Now that I have taken the dive bait and started baking with my Yeast Water Starter, it was time to try something a little more complicated. Following the lead of my friend DA Brownman, I decided to try a combo yeast water levain and AP sourdough levain. To make it interesting I made the yeast water levain using 100% durum flour in a 2 build process and combined this with my existing refreshed AP sourdough starter.
For the final dough I mixed in some Oat flour and some Wheat Germ for nuttiness along with a majority of Durum flour, some mashed potatoes with the skins and some walnut oil.
I have to say that this ended up being a great tasting bread with a wonderful crust and crumb. I’m going to grill some for dinner tonight with some olive oil and grated cheese mixture which I anticipate will be mouth-watering.
Yeast Water Starter Build 1
50 grams Durum Flour (KAF)
50 grams Yeast Water Starter
Mix the flour and Yeast Water in a bowl until thoroughly combined. Cover the bowl and let it sit at room temperature for around 4 hours. The starter should almost double when ready to proceed to build 2.
Add ingredients below to starter from above and mix until incorporated. Cover with plastic wrap and let sit at room temperature for 4 hours.
100 grams Durum Flour
50 grams Yeast Water
Main Dough Ingredients
125 grams Refreshed AP Starter (65% hydration)
250 grams Durum Yeast Water Starter (all of starter from above)
40 grams Roasted Wheat Germ
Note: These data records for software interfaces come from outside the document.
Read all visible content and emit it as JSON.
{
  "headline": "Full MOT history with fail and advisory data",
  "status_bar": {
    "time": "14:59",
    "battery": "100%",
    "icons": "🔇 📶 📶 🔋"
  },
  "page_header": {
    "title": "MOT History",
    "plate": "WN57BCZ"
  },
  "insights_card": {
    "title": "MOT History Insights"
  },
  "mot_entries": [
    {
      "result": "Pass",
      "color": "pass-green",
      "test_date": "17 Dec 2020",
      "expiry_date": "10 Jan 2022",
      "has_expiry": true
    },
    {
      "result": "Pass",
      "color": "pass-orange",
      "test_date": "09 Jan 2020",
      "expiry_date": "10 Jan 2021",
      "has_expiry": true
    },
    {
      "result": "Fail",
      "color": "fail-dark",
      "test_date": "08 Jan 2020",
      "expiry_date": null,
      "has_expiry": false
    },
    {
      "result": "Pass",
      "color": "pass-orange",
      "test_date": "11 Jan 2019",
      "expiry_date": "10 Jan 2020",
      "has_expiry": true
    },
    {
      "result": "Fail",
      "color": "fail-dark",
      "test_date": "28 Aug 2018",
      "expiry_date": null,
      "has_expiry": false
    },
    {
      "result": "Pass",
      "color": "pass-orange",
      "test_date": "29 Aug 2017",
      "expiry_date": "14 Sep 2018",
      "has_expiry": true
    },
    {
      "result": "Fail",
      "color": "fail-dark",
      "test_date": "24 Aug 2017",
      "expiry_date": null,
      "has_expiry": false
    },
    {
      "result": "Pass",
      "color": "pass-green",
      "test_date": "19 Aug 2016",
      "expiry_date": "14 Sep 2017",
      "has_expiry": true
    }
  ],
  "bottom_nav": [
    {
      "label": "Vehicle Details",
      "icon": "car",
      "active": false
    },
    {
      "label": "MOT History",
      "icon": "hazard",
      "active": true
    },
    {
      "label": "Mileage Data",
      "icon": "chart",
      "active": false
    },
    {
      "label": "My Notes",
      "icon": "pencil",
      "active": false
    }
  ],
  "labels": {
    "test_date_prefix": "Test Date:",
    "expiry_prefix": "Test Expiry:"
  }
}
50 grams Oat Flour
455 grams Durum Flour
161 grams Mashed Potatoes (I like to mash them with the skins on and used red potatoes)
8 grams Walnut Oil
18 grams Salt (Sea Salt or Table Salt)
400 grams Water (80 to 90 degrees F.)
Mix the starters with the water and stir to break it up. Next mix in the flours into the starter mixture and mix for 2 minutes with your mixer or by hand. Let the dough autolyse for 30 minutes to an hour in your bowl covered with a cloth or plastic wrap. Next add in the salt, mashed potatoes and oil and mix on speed #2 for 4 minutes or by hand. The dough should have come together in a ball and be tacky but not too sticky.
Next take the dough out of the bowl and place it on your work surface. Do a stretch and fold and rest the dough uncovered for 10 minutes. After the rest do another stretch and fold and cover the dough and let it rest for 10 minutes. Do one more stretch and fold and put the dough into a lightly oiled bowl and let it sit at room temperature covered for 2 hours. After 2 hours you can put the dough into the refrigerator for 24 hours or up to 2 days before baking. Feel free to do some additional S & F’s if you feel it is necessary.
The next day (or when ready to bake) let the dough sit out at room temperature for 2 hours. After 2 hours form the dough into your desired shape and put them in floured bannetons, bowls or on a baking sheet and let them rise covered for 2 hours. Score the loaves as desired and prepare your oven for baking with steam.
Set your oven for 500 degrees F. at least 30 minutes before ready to bake. When ready to bake place the loaves into your on your oven stone with steam and lower the temperature immediately to 450 degrees. It should take around 20 – 30 minutes to bake until both loaves are golden brown and reached an internal temperature of 200 – 210 degrees F.
Let the loaves cool down for at least an hour or so before eating as desired.
This post has been submitted to the Yeast Spotting Site here: http://www.wildyeastblog.com/category/yeastspotting/.